**Problem:**
Leave the images aside and copy out the whole listing, exact to the word.

**Excerpted data:**
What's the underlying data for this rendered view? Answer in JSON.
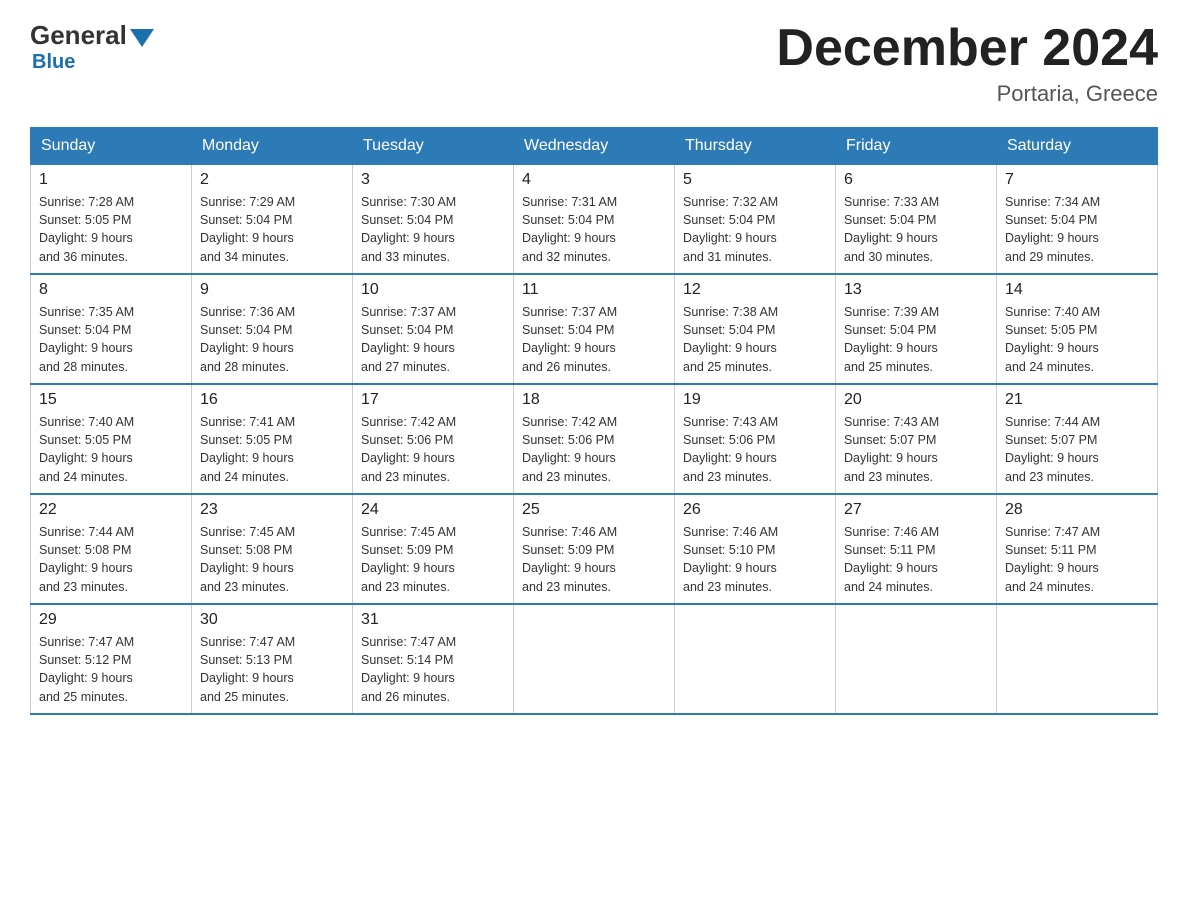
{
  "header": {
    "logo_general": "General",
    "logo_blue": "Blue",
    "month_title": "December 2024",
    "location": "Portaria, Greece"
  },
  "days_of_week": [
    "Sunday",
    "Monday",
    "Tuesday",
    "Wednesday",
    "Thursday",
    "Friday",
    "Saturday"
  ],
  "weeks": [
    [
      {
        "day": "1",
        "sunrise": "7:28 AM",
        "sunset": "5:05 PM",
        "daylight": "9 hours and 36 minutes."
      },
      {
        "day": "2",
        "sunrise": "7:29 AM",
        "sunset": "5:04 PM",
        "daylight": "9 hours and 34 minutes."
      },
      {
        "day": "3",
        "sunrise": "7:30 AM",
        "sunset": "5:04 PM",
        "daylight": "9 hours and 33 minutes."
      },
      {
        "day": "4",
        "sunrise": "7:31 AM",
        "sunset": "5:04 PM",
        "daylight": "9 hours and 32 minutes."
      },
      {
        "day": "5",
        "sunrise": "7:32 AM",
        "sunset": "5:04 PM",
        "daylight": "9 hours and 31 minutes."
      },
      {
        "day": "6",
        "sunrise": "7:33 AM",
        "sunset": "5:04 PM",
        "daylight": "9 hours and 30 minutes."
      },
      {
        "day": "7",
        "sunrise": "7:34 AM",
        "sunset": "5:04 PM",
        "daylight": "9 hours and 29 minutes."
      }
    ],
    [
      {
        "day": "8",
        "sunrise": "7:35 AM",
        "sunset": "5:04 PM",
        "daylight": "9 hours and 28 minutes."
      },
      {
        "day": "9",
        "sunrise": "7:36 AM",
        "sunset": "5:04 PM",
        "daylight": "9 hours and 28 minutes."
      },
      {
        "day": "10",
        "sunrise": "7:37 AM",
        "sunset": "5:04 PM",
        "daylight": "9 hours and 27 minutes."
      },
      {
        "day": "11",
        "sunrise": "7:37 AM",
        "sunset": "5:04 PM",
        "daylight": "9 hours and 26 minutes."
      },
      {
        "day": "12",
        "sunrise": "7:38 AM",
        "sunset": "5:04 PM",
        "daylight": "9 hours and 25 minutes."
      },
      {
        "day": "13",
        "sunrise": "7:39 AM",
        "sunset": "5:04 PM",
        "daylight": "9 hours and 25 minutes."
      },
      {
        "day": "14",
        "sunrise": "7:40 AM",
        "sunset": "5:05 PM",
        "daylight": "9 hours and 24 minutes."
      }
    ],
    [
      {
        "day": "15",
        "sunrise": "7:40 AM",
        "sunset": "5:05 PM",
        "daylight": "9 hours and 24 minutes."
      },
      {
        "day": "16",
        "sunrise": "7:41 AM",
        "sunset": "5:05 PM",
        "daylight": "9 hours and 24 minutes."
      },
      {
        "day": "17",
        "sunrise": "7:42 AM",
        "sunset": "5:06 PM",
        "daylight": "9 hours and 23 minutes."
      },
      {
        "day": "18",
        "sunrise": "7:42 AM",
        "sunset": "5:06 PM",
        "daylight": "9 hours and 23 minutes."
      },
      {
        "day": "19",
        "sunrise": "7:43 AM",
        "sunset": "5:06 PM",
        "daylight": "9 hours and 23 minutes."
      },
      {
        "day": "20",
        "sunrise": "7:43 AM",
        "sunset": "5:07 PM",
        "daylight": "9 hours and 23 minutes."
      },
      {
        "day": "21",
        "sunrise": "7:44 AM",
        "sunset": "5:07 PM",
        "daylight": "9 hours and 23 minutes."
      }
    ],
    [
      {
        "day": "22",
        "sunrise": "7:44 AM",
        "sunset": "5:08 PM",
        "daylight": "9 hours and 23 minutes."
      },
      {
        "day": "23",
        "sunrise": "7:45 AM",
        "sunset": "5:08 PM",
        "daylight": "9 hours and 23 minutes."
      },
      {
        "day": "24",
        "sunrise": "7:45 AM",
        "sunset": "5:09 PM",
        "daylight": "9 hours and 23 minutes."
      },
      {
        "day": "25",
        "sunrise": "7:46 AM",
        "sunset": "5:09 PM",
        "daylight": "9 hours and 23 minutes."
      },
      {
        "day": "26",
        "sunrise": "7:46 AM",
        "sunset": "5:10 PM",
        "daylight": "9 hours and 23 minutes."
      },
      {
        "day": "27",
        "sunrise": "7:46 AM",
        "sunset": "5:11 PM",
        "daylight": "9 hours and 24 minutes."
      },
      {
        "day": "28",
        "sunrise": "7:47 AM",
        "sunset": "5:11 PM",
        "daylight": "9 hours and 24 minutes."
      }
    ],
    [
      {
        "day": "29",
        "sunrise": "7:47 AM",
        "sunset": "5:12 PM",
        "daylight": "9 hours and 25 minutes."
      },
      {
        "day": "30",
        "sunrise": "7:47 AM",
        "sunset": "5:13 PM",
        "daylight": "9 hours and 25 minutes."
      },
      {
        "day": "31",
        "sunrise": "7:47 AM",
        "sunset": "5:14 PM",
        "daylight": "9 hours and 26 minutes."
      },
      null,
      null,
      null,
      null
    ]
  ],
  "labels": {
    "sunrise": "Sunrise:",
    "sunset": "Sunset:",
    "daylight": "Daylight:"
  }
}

**Answer to this exercise:**
What's the underlying data for this rendered view? Answer in JSON.
{
  "header": {
    "logo_general": "General",
    "logo_blue": "Blue",
    "month_title": "December 2024",
    "location": "Portaria, Greece"
  },
  "days_of_week": [
    "Sunday",
    "Monday",
    "Tuesday",
    "Wednesday",
    "Thursday",
    "Friday",
    "Saturday"
  ],
  "weeks": [
    [
      {
        "day": "1",
        "sunrise": "7:28 AM",
        "sunset": "5:05 PM",
        "daylight": "9 hours and 36 minutes."
      },
      {
        "day": "2",
        "sunrise": "7:29 AM",
        "sunset": "5:04 PM",
        "daylight": "9 hours and 34 minutes."
      },
      {
        "day": "3",
        "sunrise": "7:30 AM",
        "sunset": "5:04 PM",
        "daylight": "9 hours and 33 minutes."
      },
      {
        "day": "4",
        "sunrise": "7:31 AM",
        "sunset": "5:04 PM",
        "daylight": "9 hours and 32 minutes."
      },
      {
        "day": "5",
        "sunrise": "7:32 AM",
        "sunset": "5:04 PM",
        "daylight": "9 hours and 31 minutes."
      },
      {
        "day": "6",
        "sunrise": "7:33 AM",
        "sunset": "5:04 PM",
        "daylight": "9 hours and 30 minutes."
      },
      {
        "day": "7",
        "sunrise": "7:34 AM",
        "sunset": "5:04 PM",
        "daylight": "9 hours and 29 minutes."
      }
    ],
    [
      {
        "day": "8",
        "sunrise": "7:35 AM",
        "sunset": "5:04 PM",
        "daylight": "9 hours and 28 minutes."
      },
      {
        "day": "9",
        "sunrise": "7:36 AM",
        "sunset": "5:04 PM",
        "daylight": "9 hours and 28 minutes."
      },
      {
        "day": "10",
        "sunrise": "7:37 AM",
        "sunset": "5:04 PM",
        "daylight": "9 hours and 27 minutes."
      },
      {
        "day": "11",
        "sunrise": "7:37 AM",
        "sunset": "5:04 PM",
        "daylight": "9 hours and 26 minutes."
      },
      {
        "day": "12",
        "sunrise": "7:38 AM",
        "sunset": "5:04 PM",
        "daylight": "9 hours and 25 minutes."
      },
      {
        "day": "13",
        "sunrise": "7:39 AM",
        "sunset": "5:04 PM",
        "daylight": "9 hours and 25 minutes."
      },
      {
        "day": "14",
        "sunrise": "7:40 AM",
        "sunset": "5:05 PM",
        "daylight": "9 hours and 24 minutes."
      }
    ],
    [
      {
        "day": "15",
        "sunrise": "7:40 AM",
        "sunset": "5:05 PM",
        "daylight": "9 hours and 24 minutes."
      },
      {
        "day": "16",
        "sunrise": "7:41 AM",
        "sunset": "5:05 PM",
        "daylight": "9 hours and 24 minutes."
      },
      {
        "day": "17",
        "sunrise": "7:42 AM",
        "sunset": "5:06 PM",
        "daylight": "9 hours and 23 minutes."
      },
      {
        "day": "18",
        "sunrise": "7:42 AM",
        "sunset": "5:06 PM",
        "daylight": "9 hours and 23 minutes."
      },
      {
        "day": "19",
        "sunrise": "7:43 AM",
        "sunset": "5:06 PM",
        "daylight": "9 hours and 23 minutes."
      },
      {
        "day": "20",
        "sunrise": "7:43 AM",
        "sunset": "5:07 PM",
        "daylight": "9 hours and 23 minutes."
      },
      {
        "day": "21",
        "sunrise": "7:44 AM",
        "sunset": "5:07 PM",
        "daylight": "9 hours and 23 minutes."
      }
    ],
    [
      {
        "day": "22",
        "sunrise": "7:44 AM",
        "sunset": "5:08 PM",
        "daylight": "9 hours and 23 minutes."
      },
      {
        "day": "23",
        "sunrise": "7:45 AM",
        "sunset": "5:08 PM",
        "daylight": "9 hours and 23 minutes."
      },
      {
        "day": "24",
        "sunrise": "7:45 AM",
        "sunset": "5:09 PM",
        "daylight": "9 hours and 23 minutes."
      },
      {
        "day": "25",
        "sunrise": "7:46 AM",
        "sunset": "5:09 PM",
        "daylight": "9 hours and 23 minutes."
      },
      {
        "day": "26",
        "sunrise": "7:46 AM",
        "sunset": "5:10 PM",
        "daylight": "9 hours and 23 minutes."
      },
      {
        "day": "27",
        "sunrise": "7:46 AM",
        "sunset": "5:11 PM",
        "daylight": "9 hours and 24 minutes."
      },
      {
        "day": "28",
        "sunrise": "7:47 AM",
        "sunset": "5:11 PM",
        "daylight": "9 hours and 24 minutes."
      }
    ],
    [
      {
        "day": "29",
        "sunrise": "7:47 AM",
        "sunset": "5:12 PM",
        "daylight": "9 hours and 25 minutes."
      },
      {
        "day": "30",
        "sunrise": "7:47 AM",
        "sunset": "5:13 PM",
        "daylight": "9 hours and 25 minutes."
      },
      {
        "day": "31",
        "sunrise": "7:47 AM",
        "sunset": "5:14 PM",
        "daylight": "9 hours and 26 minutes."
      },
      null,
      null,
      null,
      null
    ]
  ],
  "labels": {
    "sunrise": "Sunrise:",
    "sunset": "Sunset:",
    "daylight": "Daylight:"
  }
}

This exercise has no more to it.